As for why they're only a Khoisan feature—it really seems to be pure random luck! Clicks appear paralinguistically, as you mention, and also show up in twin-codes, showing that they're not that difficult to come up with.
But for the most part, languages gain new consonants in two different ways: either an existing sound shifts, or bilinguals borrow a sound from one language into another. For example,
/ð/ was added to Greek and Germanic when stops lenited, and to Swahili via overlap with Arabic.
Click consonants are borrowed fairly easily, which is why they're found all across southern Africa even though the Khoisan languages are rare and dying. (And why they're steadily moving up the east coast now as well!) But there just aren't any common—or even attested—sound changes that can create clicks where no clicks were before.
How Khoisan got clicks in the first place is lost to the mists of time, farther back than the comparative method can reconstruct. Maybe
t → ǁ is a sound shift that happened, but it's so rare and unlikely that it only happened once in a surviving language. Or maybe language was invented independently in several places, and the version created by the pre-Khoisan-speakers just happened to include clicks while others didn't. There's unfortunately no way to know for sure now.

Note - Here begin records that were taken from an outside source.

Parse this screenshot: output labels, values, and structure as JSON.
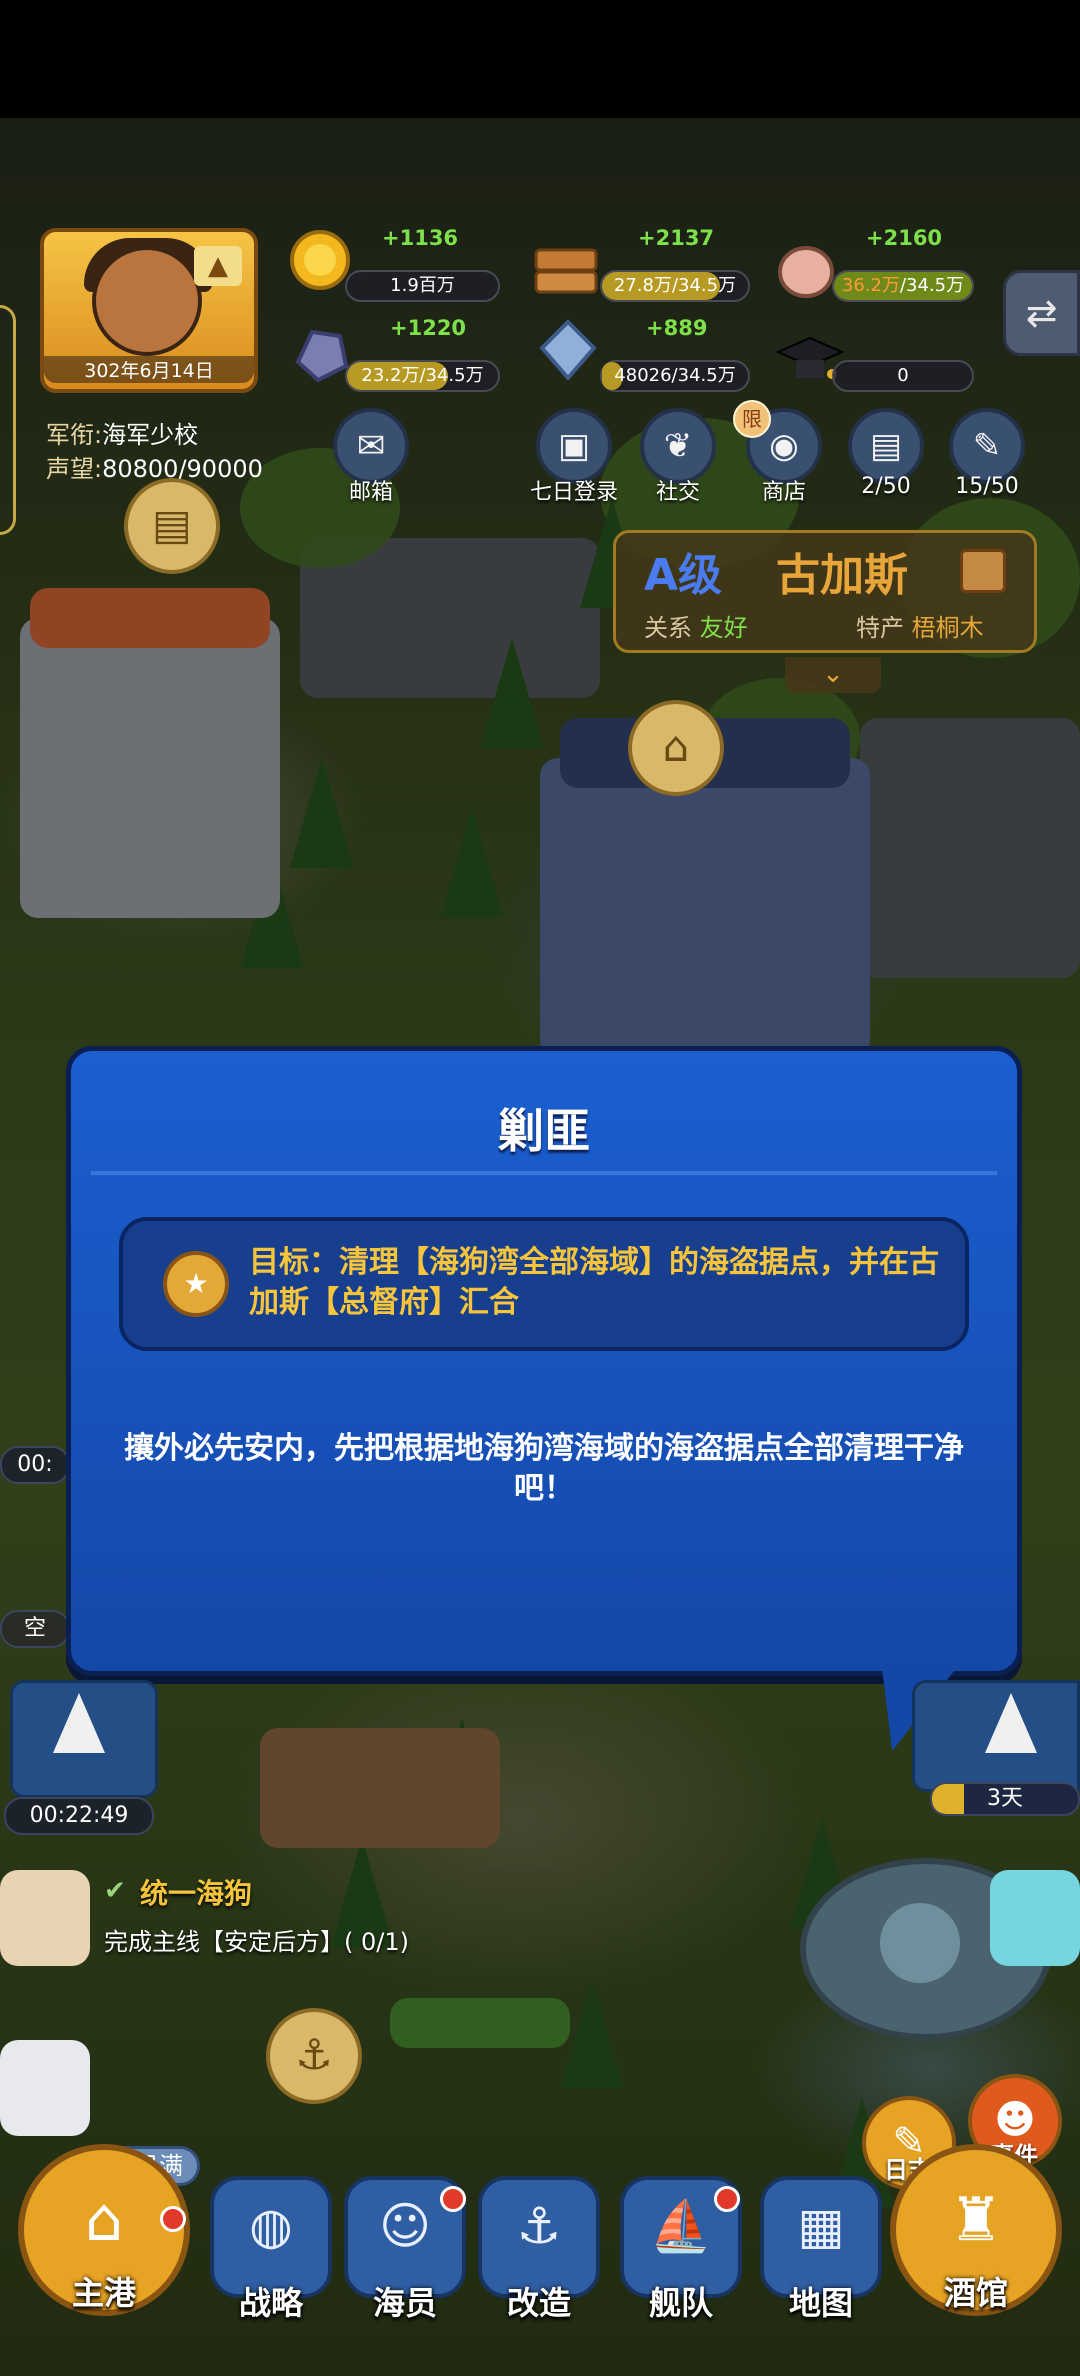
{
  "player": {
    "date": "302年6月14日",
    "rank_label": "军衔:",
    "rank_value": "海军少校",
    "fame_label": "声望:",
    "fame_value": "80800/90000"
  },
  "resources": {
    "gold": {
      "gain": "+1136",
      "amount": "1.9百万",
      "fill": 1.0
    },
    "wood": {
      "gain": "+2137",
      "amount": "27.8万/34.5万",
      "fill": 0.81
    },
    "meat": {
      "gain": "+2160",
      "amount_over": "36.2万",
      "amount_cap": "/34.5万",
      "fill": 1.0
    },
    "stone": {
      "gain": "+1220",
      "amount": "23.2万/34.5万",
      "fill": 0.67
    },
    "crystal": {
      "gain": "+889",
      "amount": "48026/34.5万",
      "fill": 0.14
    },
    "cap": {
      "amount": "0",
      "fill": 0.0
    }
  },
  "menu": {
    "mail": "邮箱",
    "login": "七日登录",
    "social": "社交",
    "shop": "商店",
    "shop_badge": "限",
    "book_count": "2/50",
    "quest_count": "15/50"
  },
  "city": {
    "grade": "A级",
    "name": "古加斯",
    "relation_label": "关系",
    "relation_value": "友好",
    "product_label": "特产",
    "product_value": "梧桐木"
  },
  "dialog": {
    "title": "剿匪",
    "goal": "目标：清理【海狗湾全部海域】的海盗据点，并在古加斯【总督府】汇合",
    "body": "攘外必先安内，先把根据地海狗湾海域的海盗据点全部清理干净吧！"
  },
  "timers": {
    "left_partial_1": "00:",
    "left_partial_2": "空",
    "ship_timer": "00:22:49",
    "voyage_days": "3天",
    "voyage_fill": 0.22
  },
  "quest": {
    "title": "统一海狗",
    "desc": "完成主线【安定后方】( 0/1)"
  },
  "harbor_status": "已满",
  "side": {
    "log": "日志",
    "event": "事件"
  },
  "nav": {
    "main": "主港",
    "strategy": "战略",
    "crew": "海员",
    "refit": "改造",
    "fleet": "舰队",
    "map": "地图",
    "tavern": "酒馆"
  },
  "colors": {
    "dialog_blue": "#1b5fd0",
    "goal_gold": "#f6c53c",
    "gain_green": "#7ee04a",
    "grade_blue": "#4a7cf0",
    "city_gold": "#e8a63a"
  },
  "icons": [
    "mail-icon",
    "calendar-icon",
    "laurel-icon",
    "shop-bag-icon",
    "book-icon",
    "quest-scroll-icon",
    "swap-icon",
    "gold-coin-icon",
    "wood-icon",
    "meat-icon",
    "stone-icon",
    "crystal-icon",
    "graduation-cap-icon",
    "goal-medal-icon"
  ]
}
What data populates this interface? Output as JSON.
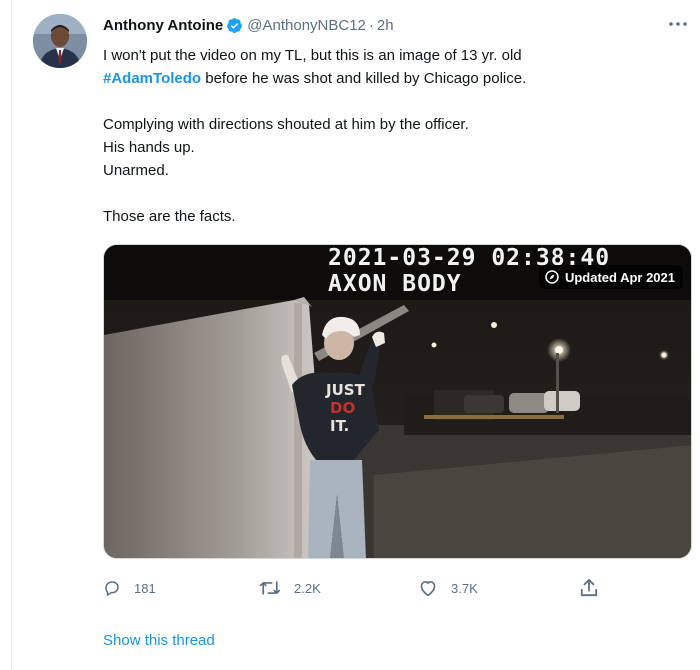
{
  "tweet": {
    "author_name": "Anthony Antoine",
    "handle": "@AnthonyNBC12",
    "separator": "·",
    "time": "2h",
    "lines": {
      "line1": "I won't put the video on my TL, but this is an image of 13 yr. old",
      "hashtag": "#AdamToledo",
      "line2_rest": " before he was shot and killed by Chicago police.",
      "line3": "Complying with directions shouted at him by the officer.",
      "line4": "His hands up.",
      "line5": "Unarmed.",
      "line6": "Those are the facts."
    },
    "media": {
      "overlay_date": "2021-03-29 02:38:40",
      "overlay_text": "AXON BODY",
      "badge": "Updated Apr 2021"
    },
    "actions": {
      "replies": "181",
      "retweets": "2.2K",
      "likes": "3.7K"
    },
    "show_thread": "Show this thread"
  },
  "icons": {
    "verified": "verified-badge-icon",
    "more": "more-icon",
    "reply": "reply-icon",
    "retweet": "retweet-icon",
    "like": "heart-icon",
    "share": "share-icon",
    "updated": "compass-icon"
  },
  "colors": {
    "link": "#1b95e0",
    "secondary": "#5b7083",
    "verified": "#1da1f2"
  }
}
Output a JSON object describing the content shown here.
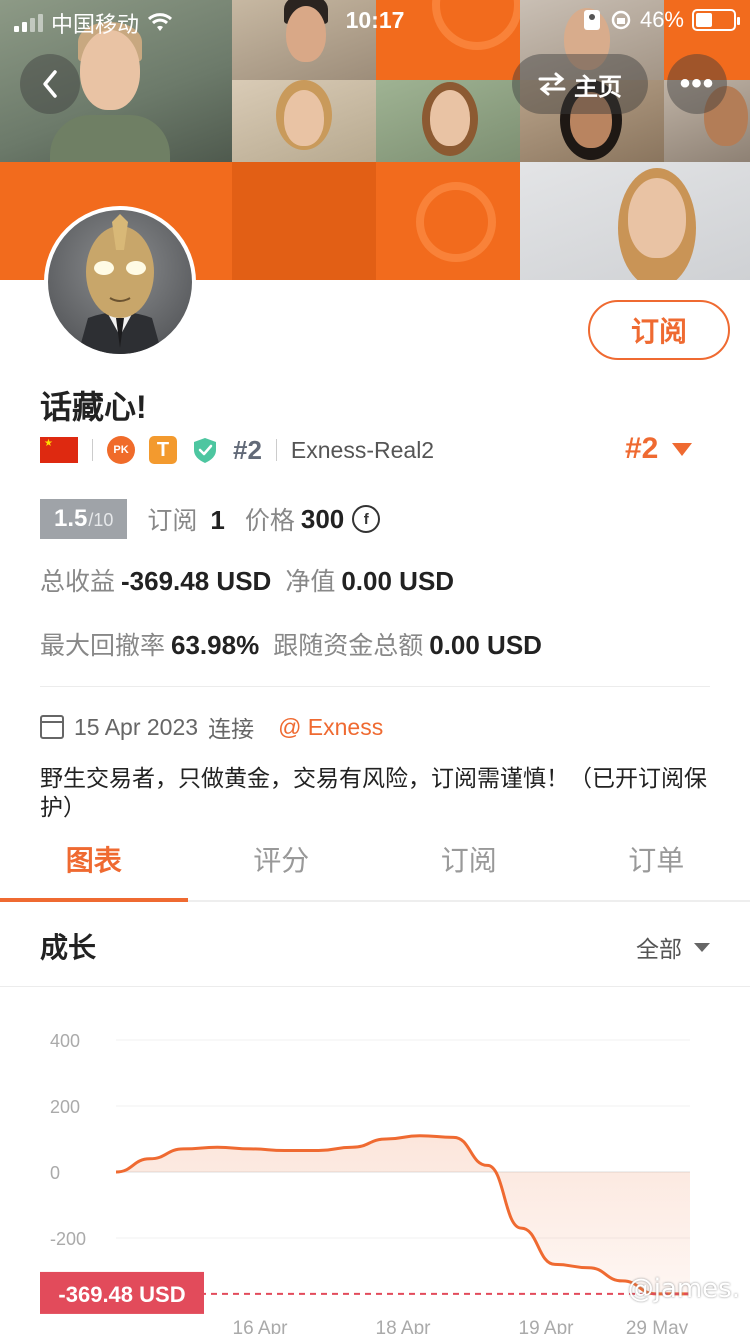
{
  "status_bar": {
    "carrier": "中国移动",
    "time": "10:17",
    "battery": "46%"
  },
  "header": {
    "home_label": "主页",
    "more_label": "•••"
  },
  "profile": {
    "subscribe_label": "订阅",
    "name": "话藏心!",
    "pk_badge": "PK",
    "t_badge": "T",
    "rank_small": "#2",
    "account": "Exness-Real2",
    "rank_big": "#2"
  },
  "stats": {
    "score": "1.5",
    "score_total": "/10",
    "subscribe_label": "订阅",
    "subscribe_count": "1",
    "price_label": "价格",
    "price": "300",
    "coin_symbol": "f",
    "total_profit_label": "总收益",
    "total_profit": "-369.48 USD",
    "equity_label": "净值",
    "equity": "0.00 USD",
    "max_drawdown_label": "最大回撤率",
    "max_drawdown": "63.98%",
    "follow_total_label": "跟随资金总额",
    "follow_total": "0.00 USD"
  },
  "connection": {
    "date": "15 Apr 2023",
    "connected_label": "连接",
    "broker": "@ Exness"
  },
  "bio": "野生交易者，只做黄金，交易有风险，订阅需谨慎！（已开订阅保护）",
  "tabs": [
    {
      "label": "图表",
      "active": true
    },
    {
      "label": "评分",
      "active": false
    },
    {
      "label": "订阅",
      "active": false
    },
    {
      "label": "订单",
      "active": false
    }
  ],
  "section": {
    "title": "成长",
    "filter": "全部"
  },
  "chart_data": {
    "type": "area",
    "y_ticks": [
      400,
      200,
      0,
      -200
    ],
    "ylim": [
      -400,
      400
    ],
    "x_ticks": [
      "16 Apr",
      "18 Apr",
      "19 Apr",
      "29 May"
    ],
    "series": [
      {
        "values": [
          0,
          40,
          70,
          75,
          70,
          65,
          65,
          75,
          100,
          110,
          105,
          20,
          -170,
          -280,
          -290,
          -330,
          -369.48,
          -369.48
        ]
      }
    ],
    "current_label": "-369.48 USD",
    "line_color": "#ef6a31"
  },
  "watermark": "@james."
}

(*) The Khoisan languages don't seem to be a family in the same way that the Germanic languages or the Romance languages are. Rather, they're a collection of scattered languages grouped together for convenience; they all share some features, but there just isn't enough evidence to say if that's due to a genetic relationship, a sprachbund, areal features, or even just coincidence.